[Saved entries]

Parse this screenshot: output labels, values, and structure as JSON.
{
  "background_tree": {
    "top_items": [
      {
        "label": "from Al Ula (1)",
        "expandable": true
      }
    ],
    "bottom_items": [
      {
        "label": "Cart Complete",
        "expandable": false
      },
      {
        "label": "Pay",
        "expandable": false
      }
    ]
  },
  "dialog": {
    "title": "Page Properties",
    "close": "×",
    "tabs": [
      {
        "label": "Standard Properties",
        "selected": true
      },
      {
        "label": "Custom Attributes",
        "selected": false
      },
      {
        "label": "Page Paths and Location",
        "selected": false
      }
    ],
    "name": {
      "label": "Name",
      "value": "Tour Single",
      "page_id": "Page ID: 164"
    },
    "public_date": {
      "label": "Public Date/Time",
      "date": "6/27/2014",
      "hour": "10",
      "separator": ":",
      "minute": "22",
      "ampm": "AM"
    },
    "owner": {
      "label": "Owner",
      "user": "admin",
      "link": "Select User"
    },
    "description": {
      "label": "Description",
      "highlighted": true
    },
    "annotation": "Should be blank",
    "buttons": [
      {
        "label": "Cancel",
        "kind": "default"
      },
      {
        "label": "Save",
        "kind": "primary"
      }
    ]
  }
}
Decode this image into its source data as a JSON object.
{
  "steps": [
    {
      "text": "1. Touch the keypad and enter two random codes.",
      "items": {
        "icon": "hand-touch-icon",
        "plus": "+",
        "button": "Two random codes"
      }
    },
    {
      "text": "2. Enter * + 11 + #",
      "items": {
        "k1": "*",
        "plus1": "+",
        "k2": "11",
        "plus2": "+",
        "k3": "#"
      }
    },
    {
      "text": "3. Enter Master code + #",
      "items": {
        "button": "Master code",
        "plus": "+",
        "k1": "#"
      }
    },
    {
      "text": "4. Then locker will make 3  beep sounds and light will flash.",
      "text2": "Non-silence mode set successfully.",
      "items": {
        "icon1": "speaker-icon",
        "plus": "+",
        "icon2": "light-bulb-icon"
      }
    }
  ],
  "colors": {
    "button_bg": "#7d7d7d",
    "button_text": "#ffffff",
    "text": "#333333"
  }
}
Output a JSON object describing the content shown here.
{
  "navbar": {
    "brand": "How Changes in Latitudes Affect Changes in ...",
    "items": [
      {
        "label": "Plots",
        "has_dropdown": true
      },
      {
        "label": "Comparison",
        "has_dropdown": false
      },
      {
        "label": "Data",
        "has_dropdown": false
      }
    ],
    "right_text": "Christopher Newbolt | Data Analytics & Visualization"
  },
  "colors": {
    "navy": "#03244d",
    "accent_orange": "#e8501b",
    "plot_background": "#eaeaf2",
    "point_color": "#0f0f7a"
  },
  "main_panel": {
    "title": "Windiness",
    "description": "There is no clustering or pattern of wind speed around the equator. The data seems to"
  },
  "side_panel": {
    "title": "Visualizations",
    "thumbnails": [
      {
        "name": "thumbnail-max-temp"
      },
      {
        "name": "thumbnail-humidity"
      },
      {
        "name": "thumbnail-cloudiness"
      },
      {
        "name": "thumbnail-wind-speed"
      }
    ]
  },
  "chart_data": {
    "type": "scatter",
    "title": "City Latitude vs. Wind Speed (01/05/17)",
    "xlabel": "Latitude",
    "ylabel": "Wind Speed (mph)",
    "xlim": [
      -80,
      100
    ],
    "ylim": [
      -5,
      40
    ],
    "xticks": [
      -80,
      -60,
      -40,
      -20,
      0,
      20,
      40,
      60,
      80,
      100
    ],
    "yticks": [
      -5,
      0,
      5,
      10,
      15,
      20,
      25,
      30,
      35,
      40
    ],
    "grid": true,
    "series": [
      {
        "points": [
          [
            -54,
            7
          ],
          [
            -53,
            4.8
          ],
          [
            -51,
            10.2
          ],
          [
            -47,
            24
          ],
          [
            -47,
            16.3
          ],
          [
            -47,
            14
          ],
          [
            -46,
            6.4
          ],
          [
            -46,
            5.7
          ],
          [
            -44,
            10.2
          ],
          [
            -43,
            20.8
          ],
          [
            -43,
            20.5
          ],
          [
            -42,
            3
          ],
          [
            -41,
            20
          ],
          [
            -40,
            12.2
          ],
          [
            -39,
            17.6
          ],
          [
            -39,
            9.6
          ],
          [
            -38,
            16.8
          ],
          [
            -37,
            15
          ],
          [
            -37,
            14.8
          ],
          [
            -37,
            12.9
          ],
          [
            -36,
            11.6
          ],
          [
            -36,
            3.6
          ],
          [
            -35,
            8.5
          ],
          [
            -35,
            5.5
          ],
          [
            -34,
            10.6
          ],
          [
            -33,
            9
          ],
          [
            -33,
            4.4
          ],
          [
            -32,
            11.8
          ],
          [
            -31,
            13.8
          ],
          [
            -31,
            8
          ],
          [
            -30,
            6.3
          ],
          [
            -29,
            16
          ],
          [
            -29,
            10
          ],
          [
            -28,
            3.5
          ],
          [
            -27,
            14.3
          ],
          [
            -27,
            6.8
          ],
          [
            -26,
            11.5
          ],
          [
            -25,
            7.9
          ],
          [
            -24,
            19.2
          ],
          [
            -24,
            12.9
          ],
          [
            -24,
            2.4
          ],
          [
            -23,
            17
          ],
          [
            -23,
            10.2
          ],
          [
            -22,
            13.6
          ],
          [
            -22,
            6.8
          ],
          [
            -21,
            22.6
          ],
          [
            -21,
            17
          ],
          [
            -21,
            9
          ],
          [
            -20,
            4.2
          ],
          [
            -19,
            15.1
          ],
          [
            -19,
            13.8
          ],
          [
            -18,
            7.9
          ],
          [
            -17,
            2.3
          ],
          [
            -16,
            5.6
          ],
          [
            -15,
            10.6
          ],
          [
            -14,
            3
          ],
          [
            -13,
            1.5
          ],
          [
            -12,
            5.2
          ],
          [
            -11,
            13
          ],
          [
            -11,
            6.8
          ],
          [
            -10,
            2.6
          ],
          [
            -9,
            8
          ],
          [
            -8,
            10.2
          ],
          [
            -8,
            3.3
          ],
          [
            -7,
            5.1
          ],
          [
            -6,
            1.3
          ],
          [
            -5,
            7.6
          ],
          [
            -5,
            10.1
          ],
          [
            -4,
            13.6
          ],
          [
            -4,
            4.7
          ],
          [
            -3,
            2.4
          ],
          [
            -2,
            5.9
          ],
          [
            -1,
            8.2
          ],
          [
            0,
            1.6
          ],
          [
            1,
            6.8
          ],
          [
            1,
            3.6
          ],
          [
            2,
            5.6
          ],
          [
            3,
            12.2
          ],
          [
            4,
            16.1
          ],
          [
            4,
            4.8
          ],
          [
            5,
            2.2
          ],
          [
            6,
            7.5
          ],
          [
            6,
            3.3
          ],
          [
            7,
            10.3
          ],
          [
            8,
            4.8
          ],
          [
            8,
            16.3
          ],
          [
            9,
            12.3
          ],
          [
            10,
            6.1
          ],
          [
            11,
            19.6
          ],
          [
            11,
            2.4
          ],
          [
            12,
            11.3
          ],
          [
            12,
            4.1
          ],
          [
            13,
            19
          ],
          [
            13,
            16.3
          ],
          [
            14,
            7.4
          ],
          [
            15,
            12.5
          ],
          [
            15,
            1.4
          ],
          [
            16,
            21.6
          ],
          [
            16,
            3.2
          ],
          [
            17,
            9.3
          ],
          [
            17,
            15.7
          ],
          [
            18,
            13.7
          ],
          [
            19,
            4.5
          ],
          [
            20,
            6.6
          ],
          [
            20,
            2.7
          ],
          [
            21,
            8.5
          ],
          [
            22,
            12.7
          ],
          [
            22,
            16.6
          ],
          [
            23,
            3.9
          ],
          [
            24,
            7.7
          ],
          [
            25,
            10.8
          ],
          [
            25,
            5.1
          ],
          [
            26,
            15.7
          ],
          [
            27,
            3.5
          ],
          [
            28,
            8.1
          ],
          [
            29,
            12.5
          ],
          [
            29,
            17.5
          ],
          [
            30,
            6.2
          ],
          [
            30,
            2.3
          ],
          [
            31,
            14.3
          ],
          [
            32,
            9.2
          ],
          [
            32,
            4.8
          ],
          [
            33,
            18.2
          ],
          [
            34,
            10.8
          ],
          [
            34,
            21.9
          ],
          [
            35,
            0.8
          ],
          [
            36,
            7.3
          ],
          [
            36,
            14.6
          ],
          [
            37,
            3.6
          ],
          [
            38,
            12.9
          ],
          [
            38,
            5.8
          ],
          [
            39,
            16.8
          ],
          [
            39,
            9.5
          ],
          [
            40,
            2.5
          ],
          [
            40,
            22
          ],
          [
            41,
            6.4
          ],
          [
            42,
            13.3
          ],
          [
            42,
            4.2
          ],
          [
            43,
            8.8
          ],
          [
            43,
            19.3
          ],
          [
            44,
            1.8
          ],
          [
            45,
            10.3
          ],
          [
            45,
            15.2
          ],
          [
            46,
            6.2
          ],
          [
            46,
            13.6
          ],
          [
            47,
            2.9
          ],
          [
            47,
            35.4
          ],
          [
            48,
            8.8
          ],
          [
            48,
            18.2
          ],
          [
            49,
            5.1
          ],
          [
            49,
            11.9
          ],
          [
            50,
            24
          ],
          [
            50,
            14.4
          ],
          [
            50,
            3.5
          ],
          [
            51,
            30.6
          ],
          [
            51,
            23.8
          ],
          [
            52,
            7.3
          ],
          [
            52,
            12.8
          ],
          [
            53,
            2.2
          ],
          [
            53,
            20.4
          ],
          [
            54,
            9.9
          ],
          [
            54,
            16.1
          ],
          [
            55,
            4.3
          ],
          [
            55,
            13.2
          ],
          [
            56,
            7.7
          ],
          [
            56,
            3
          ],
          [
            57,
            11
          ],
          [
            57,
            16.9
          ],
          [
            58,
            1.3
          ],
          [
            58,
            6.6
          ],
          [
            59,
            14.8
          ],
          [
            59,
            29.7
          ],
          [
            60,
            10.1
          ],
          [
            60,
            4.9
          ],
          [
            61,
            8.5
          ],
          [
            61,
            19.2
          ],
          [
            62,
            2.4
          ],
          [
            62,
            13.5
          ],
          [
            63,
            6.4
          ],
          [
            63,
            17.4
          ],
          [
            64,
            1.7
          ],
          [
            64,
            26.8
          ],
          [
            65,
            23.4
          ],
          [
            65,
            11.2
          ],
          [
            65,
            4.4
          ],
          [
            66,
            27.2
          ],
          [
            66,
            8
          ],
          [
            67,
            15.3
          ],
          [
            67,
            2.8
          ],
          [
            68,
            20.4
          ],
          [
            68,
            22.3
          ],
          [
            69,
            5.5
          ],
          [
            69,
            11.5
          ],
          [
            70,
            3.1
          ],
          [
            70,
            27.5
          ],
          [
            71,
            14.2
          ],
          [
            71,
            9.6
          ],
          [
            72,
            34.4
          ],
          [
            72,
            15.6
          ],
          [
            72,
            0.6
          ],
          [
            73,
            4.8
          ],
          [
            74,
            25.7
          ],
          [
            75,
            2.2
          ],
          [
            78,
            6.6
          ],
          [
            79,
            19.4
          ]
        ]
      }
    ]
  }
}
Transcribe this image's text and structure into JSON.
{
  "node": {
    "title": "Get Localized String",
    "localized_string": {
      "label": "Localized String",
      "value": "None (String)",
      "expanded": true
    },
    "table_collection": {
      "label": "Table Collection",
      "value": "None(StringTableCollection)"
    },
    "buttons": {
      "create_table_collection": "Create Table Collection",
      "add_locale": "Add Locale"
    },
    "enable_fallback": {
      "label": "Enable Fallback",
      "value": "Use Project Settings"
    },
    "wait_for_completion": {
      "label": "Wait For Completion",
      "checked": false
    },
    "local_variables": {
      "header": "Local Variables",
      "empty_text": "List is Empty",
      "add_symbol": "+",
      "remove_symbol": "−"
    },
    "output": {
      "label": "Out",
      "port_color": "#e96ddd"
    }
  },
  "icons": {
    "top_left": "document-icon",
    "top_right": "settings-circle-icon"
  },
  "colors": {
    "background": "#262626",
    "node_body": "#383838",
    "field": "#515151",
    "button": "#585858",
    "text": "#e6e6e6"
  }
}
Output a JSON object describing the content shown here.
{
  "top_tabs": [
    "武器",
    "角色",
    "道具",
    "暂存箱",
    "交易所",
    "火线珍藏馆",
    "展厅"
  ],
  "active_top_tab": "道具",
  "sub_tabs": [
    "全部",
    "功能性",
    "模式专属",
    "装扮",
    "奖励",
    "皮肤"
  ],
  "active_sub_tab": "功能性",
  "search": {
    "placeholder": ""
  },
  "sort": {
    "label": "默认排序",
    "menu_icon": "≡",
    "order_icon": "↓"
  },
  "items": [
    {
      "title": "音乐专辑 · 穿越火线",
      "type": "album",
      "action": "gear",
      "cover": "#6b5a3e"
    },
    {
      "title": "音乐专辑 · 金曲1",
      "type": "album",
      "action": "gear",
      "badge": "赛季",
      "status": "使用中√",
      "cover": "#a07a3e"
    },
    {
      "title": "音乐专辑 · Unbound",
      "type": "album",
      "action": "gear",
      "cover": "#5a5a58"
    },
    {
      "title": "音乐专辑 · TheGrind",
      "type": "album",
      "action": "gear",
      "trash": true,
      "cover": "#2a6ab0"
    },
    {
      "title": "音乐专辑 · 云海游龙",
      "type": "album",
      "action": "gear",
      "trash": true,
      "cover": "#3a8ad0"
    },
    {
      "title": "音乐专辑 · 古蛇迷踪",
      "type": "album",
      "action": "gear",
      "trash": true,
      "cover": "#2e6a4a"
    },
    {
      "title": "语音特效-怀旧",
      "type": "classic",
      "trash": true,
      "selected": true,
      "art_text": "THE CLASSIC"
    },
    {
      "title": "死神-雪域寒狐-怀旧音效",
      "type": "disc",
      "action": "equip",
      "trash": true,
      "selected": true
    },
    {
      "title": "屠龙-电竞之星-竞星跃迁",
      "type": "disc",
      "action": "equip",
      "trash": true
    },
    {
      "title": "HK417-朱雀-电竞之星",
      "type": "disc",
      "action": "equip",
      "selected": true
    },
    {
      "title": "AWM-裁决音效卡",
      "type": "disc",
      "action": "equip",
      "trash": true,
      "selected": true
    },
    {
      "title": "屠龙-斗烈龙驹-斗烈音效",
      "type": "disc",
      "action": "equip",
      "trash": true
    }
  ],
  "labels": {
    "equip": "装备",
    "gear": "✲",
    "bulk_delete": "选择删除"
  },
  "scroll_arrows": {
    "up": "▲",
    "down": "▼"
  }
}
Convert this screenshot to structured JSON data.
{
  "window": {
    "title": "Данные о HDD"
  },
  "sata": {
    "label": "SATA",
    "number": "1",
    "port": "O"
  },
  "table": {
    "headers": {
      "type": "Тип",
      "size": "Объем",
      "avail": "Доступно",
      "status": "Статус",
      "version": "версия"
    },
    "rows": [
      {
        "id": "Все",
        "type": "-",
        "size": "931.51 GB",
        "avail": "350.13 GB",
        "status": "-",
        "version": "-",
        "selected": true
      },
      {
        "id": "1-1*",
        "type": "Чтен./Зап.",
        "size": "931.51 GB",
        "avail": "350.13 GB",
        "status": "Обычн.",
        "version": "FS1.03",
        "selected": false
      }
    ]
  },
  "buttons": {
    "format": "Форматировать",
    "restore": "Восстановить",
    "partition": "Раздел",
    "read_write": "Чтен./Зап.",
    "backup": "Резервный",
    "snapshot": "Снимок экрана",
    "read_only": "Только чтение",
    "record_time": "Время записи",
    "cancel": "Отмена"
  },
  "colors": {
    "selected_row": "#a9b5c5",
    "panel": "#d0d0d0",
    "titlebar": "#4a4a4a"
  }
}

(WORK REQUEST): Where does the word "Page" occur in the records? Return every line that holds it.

(COMPLETED EXERCISE):
    "title": "Page Properties",
        "label": "Page Paths and Location",
      "page_id": "Page ID: 164"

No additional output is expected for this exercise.